Property rental business income: loan relationships and derivative contracts: interpretation
Hedging - IAS designation and hedging relationships
If the company has, in its accounts, designated all or part of a derivative contract as a hedge, that designation is conclusive in determining whether, and to what extent, the contract is hedging (section 599(4)(b) CTA 2010).
Where the contract does not meet IAS requirements for designation as a hedge, it may nevertheless be accepted as ‘hedging’ for the purposes of section 599(3)(b) CTA 2010. HMRC will accept that a derivative contract is hedging if it operates as a cash flow or fair value hedge in accordance with the criteria for a ‘hedging relationship’ to exist, as defined in regulation 2(5) of the 2004 Loan Relationships Disregard Regulations. Derivatives are explained in the Corporate Finance manual at CFM13000 onwards.
Company C (a UK-REIT) may, as part of its business strategy, decide it wants exposure to shopping centres. To put that strategy in place, C may decide to acquire a property derivative that gives exposure to that sector for the length of time between deciding the strategy and buying some shopping centres.
Where the derivative is in relation to funds awaiting first investment in property, it will not be hedging in relation to C’s property rental business, because until the shopping centre is acquired, no asset of the property rental business exists.
The derivative may be taken out as part of a strategy to switch an existing property portfolio from say commercial to shopping centres. Provided the commercial property was part of C’s property rental business, and the derivative comes within the meaning of ‘hedging’ then the property derivative will be hedging in relation to C’s property rental business.

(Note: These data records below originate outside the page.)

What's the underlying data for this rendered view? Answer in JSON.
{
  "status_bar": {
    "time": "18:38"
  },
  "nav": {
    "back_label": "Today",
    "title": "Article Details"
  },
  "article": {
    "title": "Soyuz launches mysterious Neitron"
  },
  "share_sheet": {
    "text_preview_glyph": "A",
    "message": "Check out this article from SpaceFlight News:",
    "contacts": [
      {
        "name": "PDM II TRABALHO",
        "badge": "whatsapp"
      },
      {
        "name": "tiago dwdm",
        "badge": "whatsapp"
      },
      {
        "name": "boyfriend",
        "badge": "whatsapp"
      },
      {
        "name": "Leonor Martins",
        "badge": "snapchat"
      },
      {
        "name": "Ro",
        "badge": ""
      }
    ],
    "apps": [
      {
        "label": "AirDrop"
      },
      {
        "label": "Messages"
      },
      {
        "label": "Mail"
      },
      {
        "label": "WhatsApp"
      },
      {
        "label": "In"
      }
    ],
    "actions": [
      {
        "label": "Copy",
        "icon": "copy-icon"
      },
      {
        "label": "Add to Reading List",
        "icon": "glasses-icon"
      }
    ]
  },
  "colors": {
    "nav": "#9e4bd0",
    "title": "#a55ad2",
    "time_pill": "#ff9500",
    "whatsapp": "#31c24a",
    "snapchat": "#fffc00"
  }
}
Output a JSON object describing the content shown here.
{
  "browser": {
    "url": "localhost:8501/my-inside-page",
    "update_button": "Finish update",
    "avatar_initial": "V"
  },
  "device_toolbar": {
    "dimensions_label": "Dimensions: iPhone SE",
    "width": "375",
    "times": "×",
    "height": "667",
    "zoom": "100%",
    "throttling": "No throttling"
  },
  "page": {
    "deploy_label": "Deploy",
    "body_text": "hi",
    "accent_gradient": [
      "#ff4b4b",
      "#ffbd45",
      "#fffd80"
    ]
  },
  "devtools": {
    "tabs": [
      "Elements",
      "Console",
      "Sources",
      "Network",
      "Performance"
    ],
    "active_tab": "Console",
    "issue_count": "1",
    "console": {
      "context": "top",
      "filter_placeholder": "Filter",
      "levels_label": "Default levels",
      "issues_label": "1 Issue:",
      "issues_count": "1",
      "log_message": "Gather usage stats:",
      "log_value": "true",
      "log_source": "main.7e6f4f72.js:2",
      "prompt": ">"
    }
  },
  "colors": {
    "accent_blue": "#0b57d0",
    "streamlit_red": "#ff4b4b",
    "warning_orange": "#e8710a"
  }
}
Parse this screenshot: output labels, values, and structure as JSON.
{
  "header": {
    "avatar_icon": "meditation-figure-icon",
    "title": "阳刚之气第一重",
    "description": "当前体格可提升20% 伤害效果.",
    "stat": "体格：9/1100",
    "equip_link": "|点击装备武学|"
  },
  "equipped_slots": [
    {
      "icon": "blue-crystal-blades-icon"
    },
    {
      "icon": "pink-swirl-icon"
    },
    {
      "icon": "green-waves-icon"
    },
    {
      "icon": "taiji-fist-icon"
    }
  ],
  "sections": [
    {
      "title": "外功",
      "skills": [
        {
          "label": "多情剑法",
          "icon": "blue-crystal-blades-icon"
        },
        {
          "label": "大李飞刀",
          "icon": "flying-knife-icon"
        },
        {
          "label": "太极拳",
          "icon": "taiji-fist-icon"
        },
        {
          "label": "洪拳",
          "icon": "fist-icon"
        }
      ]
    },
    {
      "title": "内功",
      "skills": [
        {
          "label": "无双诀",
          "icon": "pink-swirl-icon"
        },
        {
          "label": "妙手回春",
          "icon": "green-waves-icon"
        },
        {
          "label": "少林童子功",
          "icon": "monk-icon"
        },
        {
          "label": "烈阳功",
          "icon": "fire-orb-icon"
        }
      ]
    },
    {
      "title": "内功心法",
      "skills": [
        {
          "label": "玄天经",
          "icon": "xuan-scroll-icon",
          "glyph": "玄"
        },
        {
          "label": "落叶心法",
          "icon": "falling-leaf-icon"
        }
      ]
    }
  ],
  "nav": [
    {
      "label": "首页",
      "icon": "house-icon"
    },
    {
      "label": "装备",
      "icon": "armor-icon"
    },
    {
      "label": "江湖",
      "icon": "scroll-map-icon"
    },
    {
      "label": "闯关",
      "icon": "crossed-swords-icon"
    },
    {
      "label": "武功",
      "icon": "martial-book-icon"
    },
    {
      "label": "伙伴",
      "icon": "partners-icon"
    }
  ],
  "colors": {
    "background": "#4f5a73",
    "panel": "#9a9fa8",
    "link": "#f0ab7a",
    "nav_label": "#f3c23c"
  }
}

Hedging derivatives normally get capital gains treatment under sections 640 and 641 CTA 2009. But the section 599(3) CTA 2010 set-aside overrides sections 640 and 641 CTA 2009, and the gains or losses are within the property rental business in the same way as ‘income’ property derivatives.